--- YOUR TASK ---
An exact reprint of every record below is required, with the pictures left out.
===== EXCERPTED RECORDS =====
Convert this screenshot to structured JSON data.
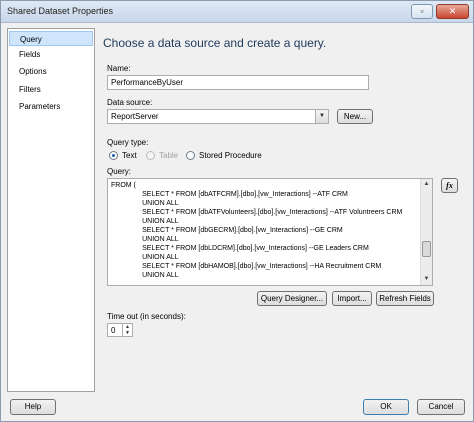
{
  "window": {
    "title": "Shared Dataset Properties"
  },
  "sidebar": {
    "items": [
      {
        "label": "Query"
      },
      {
        "label": "Fields"
      },
      {
        "label": "Options"
      },
      {
        "label": "Filters"
      },
      {
        "label": "Parameters"
      }
    ]
  },
  "main": {
    "heading": "Choose a data source and create a query.",
    "name_label": "Name:",
    "name_value": "PerformanceByUser",
    "data_source_label": "Data source:",
    "data_source_value": "ReportServer",
    "new_button": "New...",
    "query_type_label": "Query type:",
    "query_types": [
      {
        "label": "Text",
        "selected": true,
        "enabled": true
      },
      {
        "label": "Table",
        "selected": false,
        "enabled": false
      },
      {
        "label": "Stored Procedure",
        "selected": false,
        "enabled": true
      }
    ],
    "query_label": "Query:",
    "query_lines": [
      "FROM (",
      "                SELECT * FROM [dbATFCRM].[dbo].[vw_Interactions] --ATF CRM",
      "                UNION ALL",
      "                SELECT * FROM [dbATFVolunteers].[dbo].[vw_Interactions] --ATF Voluntreers CRM",
      "                UNION ALL",
      "                SELECT * FROM [dbGECRM].[dbo].[vw_Interactions] --GE CRM",
      "                UNION ALL",
      "                SELECT * FROM [dbLDCRM].[dbo].[vw_Interactions] --GE Leaders CRM",
      "                UNION ALL",
      "                SELECT * FROM [dbHAMOB].[dbo].[vw_Interactions] --HA Recruitment CRM",
      "                UNION ALL"
    ],
    "fx_label": "fx",
    "query_designer_button": "Query Designer...",
    "import_button": "Import...",
    "refresh_fields_button": "Refresh Fields",
    "timeout_label": "Time out (in seconds):",
    "timeout_value": "0"
  },
  "footer": {
    "help_button": "Help",
    "ok_button": "OK",
    "cancel_button": "Cancel"
  }
}
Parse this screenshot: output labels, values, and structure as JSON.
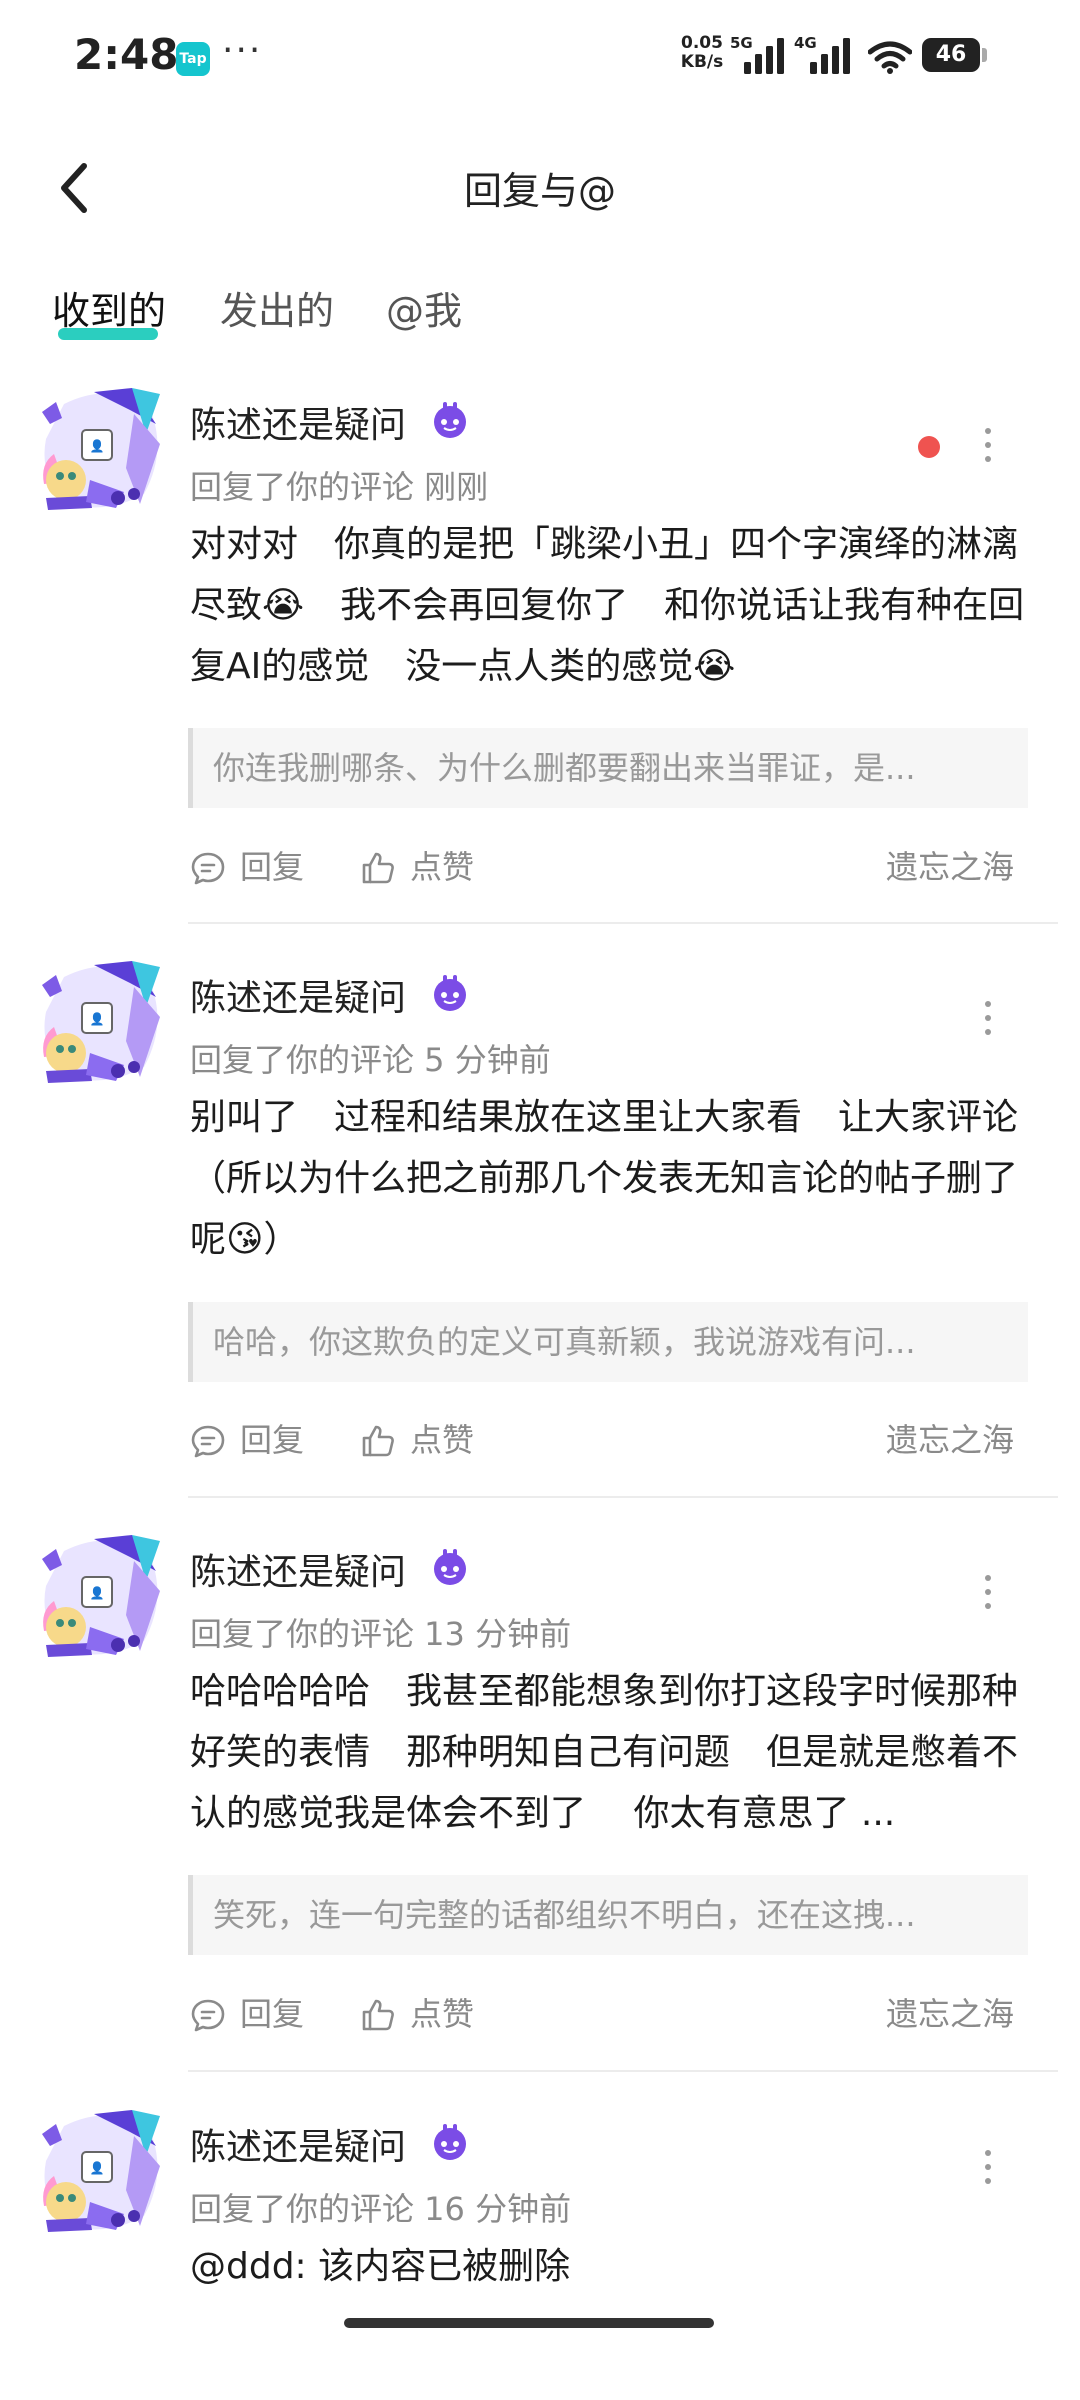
{
  "status_bar": {
    "time": "2:48",
    "app_icon_label": "Tap",
    "more": "···",
    "net_speed_value": "0.05",
    "net_speed_unit": "KB/s",
    "net_5g": "5G",
    "net_4g": "4G",
    "battery": "46"
  },
  "header": {
    "title": "回复与@",
    "back_icon": "chevron-left-icon"
  },
  "tabs": [
    {
      "label": "收到的",
      "active": true
    },
    {
      "label": "发出的",
      "active": false
    },
    {
      "label": "@我",
      "active": false
    }
  ],
  "accent_color": "#14c9b8",
  "unread_color": "#ef5350",
  "items": [
    {
      "username": "陈述还是疑问",
      "meta": "回复了你的评论 刚刚",
      "unread": true,
      "body": "对对对　你真的是把「跳梁小丑」四个字演绎的淋漓尽致😭　我不会再回复你了　和你说话让我有种在回复AI的感觉　没一点人类的感觉😭",
      "quote": "你连我删哪条、为什么删都要翻出来当罪证，是...",
      "reply_label": "回复",
      "like_label": "点赞",
      "source": "遗忘之海"
    },
    {
      "username": "陈述还是疑问",
      "meta": "回复了你的评论 5 分钟前",
      "unread": false,
      "body": "别叫了　过程和结果放在这里让大家看　让大家评论（所以为什么把之前那几个发表无知言论的帖子删了呢😘）",
      "quote": "哈哈，你这欺负的定义可真新颖，我说游戏有问...",
      "reply_label": "回复",
      "like_label": "点赞",
      "source": "遗忘之海"
    },
    {
      "username": "陈述还是疑问",
      "meta": "回复了你的评论 13 分钟前",
      "unread": false,
      "body": "哈哈哈哈哈　我甚至都能想象到你打这段字时候那种好笑的表情　那种明知自己有问题　但是就是憋着不认的感觉我是体会不到了　 你太有意思了 ...",
      "quote": "笑死，连一句完整的话都组织不明白，还在这拽...",
      "reply_label": "回复",
      "like_label": "点赞",
      "source": "遗忘之海"
    },
    {
      "username": "陈述还是疑问",
      "meta": "回复了你的评论 16 分钟前",
      "unread": false,
      "body": "@ddd: 该内容已被删除"
    }
  ]
}
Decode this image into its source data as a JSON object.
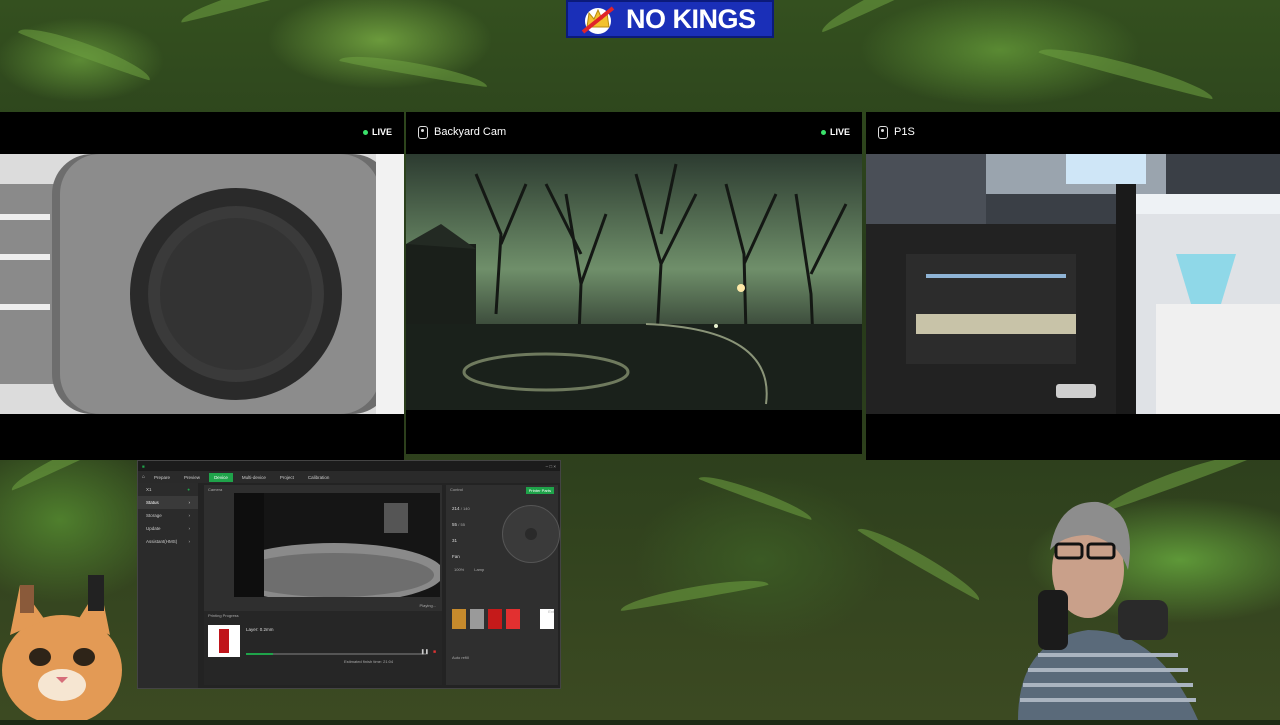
{
  "banner": {
    "text": "NO KINGS"
  },
  "cameras": [
    {
      "name": "",
      "live": "LIVE"
    },
    {
      "name": "Backyard Cam",
      "live": "LIVE"
    },
    {
      "name": "P1S",
      "live": ""
    }
  ],
  "app": {
    "title": "",
    "tabs": [
      {
        "label": "Prepare"
      },
      {
        "label": "Preview"
      },
      {
        "label": "Device"
      },
      {
        "label": "Multi-device"
      },
      {
        "label": "Project"
      },
      {
        "label": "Calibration"
      }
    ],
    "device": "X1",
    "sidebar": [
      {
        "label": "Status"
      },
      {
        "label": "Storage"
      },
      {
        "label": "Update"
      },
      {
        "label": "Assistant(HMS)"
      }
    ],
    "camera_label": "Camera",
    "playing": "Playing...",
    "printing_progress": "Printing Progress",
    "job_name": "Layer: 0.2mm",
    "estimated": "Estimated finish time: 21:04",
    "control_label": "Control",
    "printer_parts": "Printer Parts",
    "fan_label": "Fan",
    "lamp_label": "Lamp",
    "temps": [
      {
        "value": "214",
        "target": "/ 140"
      },
      {
        "value": "55",
        "target": "/ 55"
      },
      {
        "value": "31",
        "target": ""
      }
    ],
    "ext_label": "Ext",
    "auto_refill": "Auto refill",
    "progress_percent": 15
  },
  "colors": {
    "accent": "#1fa34a",
    "live_dot": "#3be26b",
    "banner_bg": "#1a2fb8"
  }
}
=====
--- RESPONSE BELOW ---
Convert this screenshot to structured JSON data.
{
  "window": {
    "title": "Shared Dataset Properties"
  },
  "sidebar": {
    "items": [
      {
        "label": "Query"
      },
      {
        "label": "Fields"
      },
      {
        "label": "Options"
      },
      {
        "label": "Filters"
      },
      {
        "label": "Parameters"
      }
    ]
  },
  "main": {
    "heading": "Choose a data source and create a query.",
    "name_label": "Name:",
    "name_value": "PerformanceByUser",
    "data_source_label": "Data source:",
    "data_source_value": "ReportServer",
    "new_button": "New...",
    "query_type_label": "Query type:",
    "query_types": [
      {
        "label": "Text",
        "selected": true,
        "enabled": true
      },
      {
        "label": "Table",
        "selected": false,
        "enabled": false
      },
      {
        "label": "Stored Procedure",
        "selected": false,
        "enabled": true
      }
    ],
    "query_label": "Query:",
    "query_lines": [
      "FROM (",
      "                SELECT * FROM [dbATFCRM].[dbo].[vw_Interactions] --ATF CRM",
      "                UNION ALL",
      "                SELECT * FROM [dbATFVolunteers].[dbo].[vw_Interactions] --ATF Voluntreers CRM",
      "                UNION ALL",
      "                SELECT * FROM [dbGECRM].[dbo].[vw_Interactions] --GE CRM",
      "                UNION ALL",
      "                SELECT * FROM [dbLDCRM].[dbo].[vw_Interactions] --GE Leaders CRM",
      "                UNION ALL",
      "                SELECT * FROM [dbHAMOB].[dbo].[vw_Interactions] --HA Recruitment CRM",
      "                UNION ALL"
    ],
    "fx_label": "fx",
    "query_designer_button": "Query Designer...",
    "import_button": "Import...",
    "refresh_fields_button": "Refresh Fields",
    "timeout_label": "Time out (in seconds):",
    "timeout_value": "0"
  },
  "footer": {
    "help_button": "Help",
    "ok_button": "OK",
    "cancel_button": "Cancel"
  }
}
Parse this screenshot: output labels, values, and structure as JSON.
{
  "status_bar": {
    "time": "2:48",
    "app_icon_label": "Tap",
    "more": "···",
    "net_speed_value": "0.05",
    "net_speed_unit": "KB/s",
    "net_5g": "5G",
    "net_4g": "4G",
    "battery": "46"
  },
  "header": {
    "title": "回复与@",
    "back_icon": "chevron-left-icon"
  },
  "tabs": [
    {
      "label": "收到的",
      "active": true
    },
    {
      "label": "发出的",
      "active": false
    },
    {
      "label": "@我",
      "active": false
    }
  ],
  "accent_color": "#14c9b8",
  "unread_color": "#ef5350",
  "items": [
    {
      "username": "陈述还是疑问",
      "meta": "回复了你的评论 刚刚",
      "unread": true,
      "body": "对对对　你真的是把「跳梁小丑」四个字演绎的淋漓尽致😭　我不会再回复你了　和你说话让我有种在回复AI的感觉　没一点人类的感觉😭",
      "quote": "你连我删哪条、为什么删都要翻出来当罪证，是...",
      "reply_label": "回复",
      "like_label": "点赞",
      "source": "遗忘之海"
    },
    {
      "username": "陈述还是疑问",
      "meta": "回复了你的评论 5 分钟前",
      "unread": false,
      "body": "别叫了　过程和结果放在这里让大家看　让大家评论（所以为什么把之前那几个发表无知言论的帖子删了呢😘）",
      "quote": "哈哈，你这欺负的定义可真新颖，我说游戏有问...",
      "reply_label": "回复",
      "like_label": "点赞",
      "source": "遗忘之海"
    },
    {
      "username": "陈述还是疑问",
      "meta": "回复了你的评论 13 分钟前",
      "unread": false,
      "body": "哈哈哈哈哈　我甚至都能想象到你打这段字时候那种好笑的表情　那种明知自己有问题　但是就是憋着不认的感觉我是体会不到了　 你太有意思了 ...",
      "quote": "笑死，连一句完整的话都组织不明白，还在这拽...",
      "reply_label": "回复",
      "like_label": "点赞",
      "source": "遗忘之海"
    },
    {
      "username": "陈述还是疑问",
      "meta": "回复了你的评论 16 分钟前",
      "unread": false,
      "body": "@ddd: 该内容已被删除"
    }
  ]
}
Decode this image into its source data as a JSON object.
{
  "banner": {
    "text": "NO KINGS"
  },
  "cameras": [
    {
      "name": "",
      "live": "LIVE"
    },
    {
      "name": "Backyard Cam",
      "live": "LIVE"
    },
    {
      "name": "P1S",
      "live": ""
    }
  ],
  "app": {
    "title": "",
    "tabs": [
      {
        "label": "Prepare"
      },
      {
        "label": "Preview"
      },
      {
        "label": "Device"
      },
      {
        "label": "Multi-device"
      },
      {
        "label": "Project"
      },
      {
        "label": "Calibration"
      }
    ],
    "device": "X1",
    "sidebar": [
      {
        "label": "Status"
      },
      {
        "label": "Storage"
      },
      {
        "label": "Update"
      },
      {
        "label": "Assistant(HMS)"
      }
    ],
    "camera_label": "Camera",
    "playing": "Playing...",
    "printing_progress": "Printing Progress",
    "job_name": "Layer: 0.2mm",
    "estimated": "Estimated finish time: 21:04",
    "control_label": "Control",
    "printer_parts": "Printer Parts",
    "fan_label": "Fan",
    "lamp_label": "Lamp",
    "temps": [
      {
        "value": "214",
        "target": "/ 140"
      },
      {
        "value": "55",
        "target": "/ 55"
      },
      {
        "value": "31",
        "target": ""
      }
    ],
    "ext_label": "Ext",
    "auto_refill": "Auto refill",
    "progress_percent": 15
  },
  "colors": {
    "accent": "#1fa34a",
    "live_dot": "#3be26b",
    "banner_bg": "#1a2fb8"
  }
}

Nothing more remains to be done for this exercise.